Exercise objective >> Across all the records below, count the lines that hold "name". State only that figure.

Stored items
=== Begin Enclosure ===
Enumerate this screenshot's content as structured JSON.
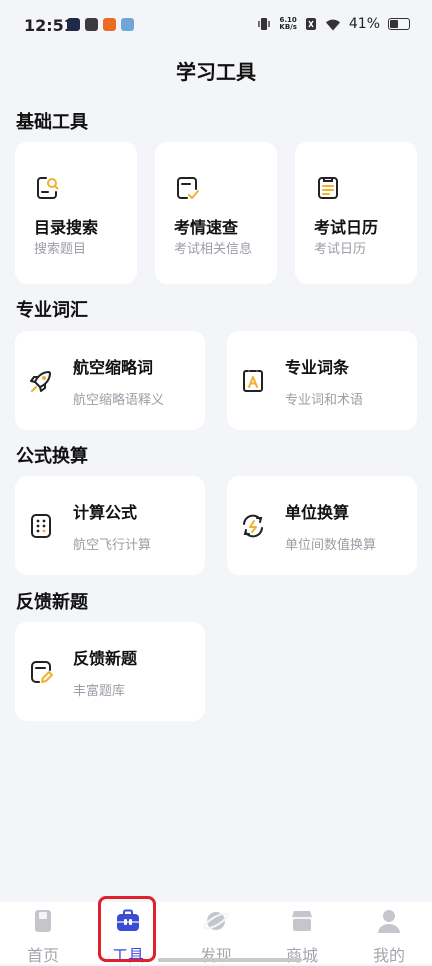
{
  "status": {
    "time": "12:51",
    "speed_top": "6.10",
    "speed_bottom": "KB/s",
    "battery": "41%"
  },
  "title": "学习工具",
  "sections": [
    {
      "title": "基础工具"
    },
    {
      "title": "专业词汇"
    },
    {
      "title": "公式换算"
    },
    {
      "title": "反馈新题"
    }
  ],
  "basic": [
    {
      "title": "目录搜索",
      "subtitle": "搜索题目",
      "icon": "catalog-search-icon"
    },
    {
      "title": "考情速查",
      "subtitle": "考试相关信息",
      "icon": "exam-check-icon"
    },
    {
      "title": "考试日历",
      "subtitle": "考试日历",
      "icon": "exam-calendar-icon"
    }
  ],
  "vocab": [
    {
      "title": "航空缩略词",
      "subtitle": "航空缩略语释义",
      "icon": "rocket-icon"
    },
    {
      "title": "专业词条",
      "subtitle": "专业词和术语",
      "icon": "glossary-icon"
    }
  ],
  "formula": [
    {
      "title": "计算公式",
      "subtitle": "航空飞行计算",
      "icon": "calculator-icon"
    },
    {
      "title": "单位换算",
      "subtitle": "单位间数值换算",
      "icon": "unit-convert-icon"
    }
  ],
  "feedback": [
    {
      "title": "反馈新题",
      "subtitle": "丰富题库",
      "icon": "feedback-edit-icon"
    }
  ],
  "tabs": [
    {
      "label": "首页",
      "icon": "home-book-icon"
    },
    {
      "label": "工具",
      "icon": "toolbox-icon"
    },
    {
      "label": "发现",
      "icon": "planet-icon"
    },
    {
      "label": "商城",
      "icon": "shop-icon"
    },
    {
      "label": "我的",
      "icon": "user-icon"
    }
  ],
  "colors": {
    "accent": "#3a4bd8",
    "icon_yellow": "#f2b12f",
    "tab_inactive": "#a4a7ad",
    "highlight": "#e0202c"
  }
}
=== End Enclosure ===
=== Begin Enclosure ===
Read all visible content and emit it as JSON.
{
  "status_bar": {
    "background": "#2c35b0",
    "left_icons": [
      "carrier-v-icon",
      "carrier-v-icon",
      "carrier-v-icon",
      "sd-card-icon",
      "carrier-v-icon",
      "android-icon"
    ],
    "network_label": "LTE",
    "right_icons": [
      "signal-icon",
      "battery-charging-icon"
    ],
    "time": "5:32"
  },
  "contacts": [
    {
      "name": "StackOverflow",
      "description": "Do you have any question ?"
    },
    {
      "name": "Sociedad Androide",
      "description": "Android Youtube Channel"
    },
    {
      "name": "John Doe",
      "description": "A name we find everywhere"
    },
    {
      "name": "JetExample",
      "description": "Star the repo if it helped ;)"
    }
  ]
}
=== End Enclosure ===
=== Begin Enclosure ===
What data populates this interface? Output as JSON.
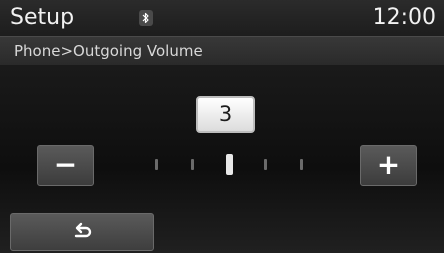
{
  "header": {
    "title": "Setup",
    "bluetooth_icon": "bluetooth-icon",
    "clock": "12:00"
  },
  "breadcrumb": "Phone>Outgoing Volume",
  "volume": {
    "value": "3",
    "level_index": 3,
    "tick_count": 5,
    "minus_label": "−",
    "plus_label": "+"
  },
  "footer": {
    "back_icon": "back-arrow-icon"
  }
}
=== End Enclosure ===
Expected output >> 5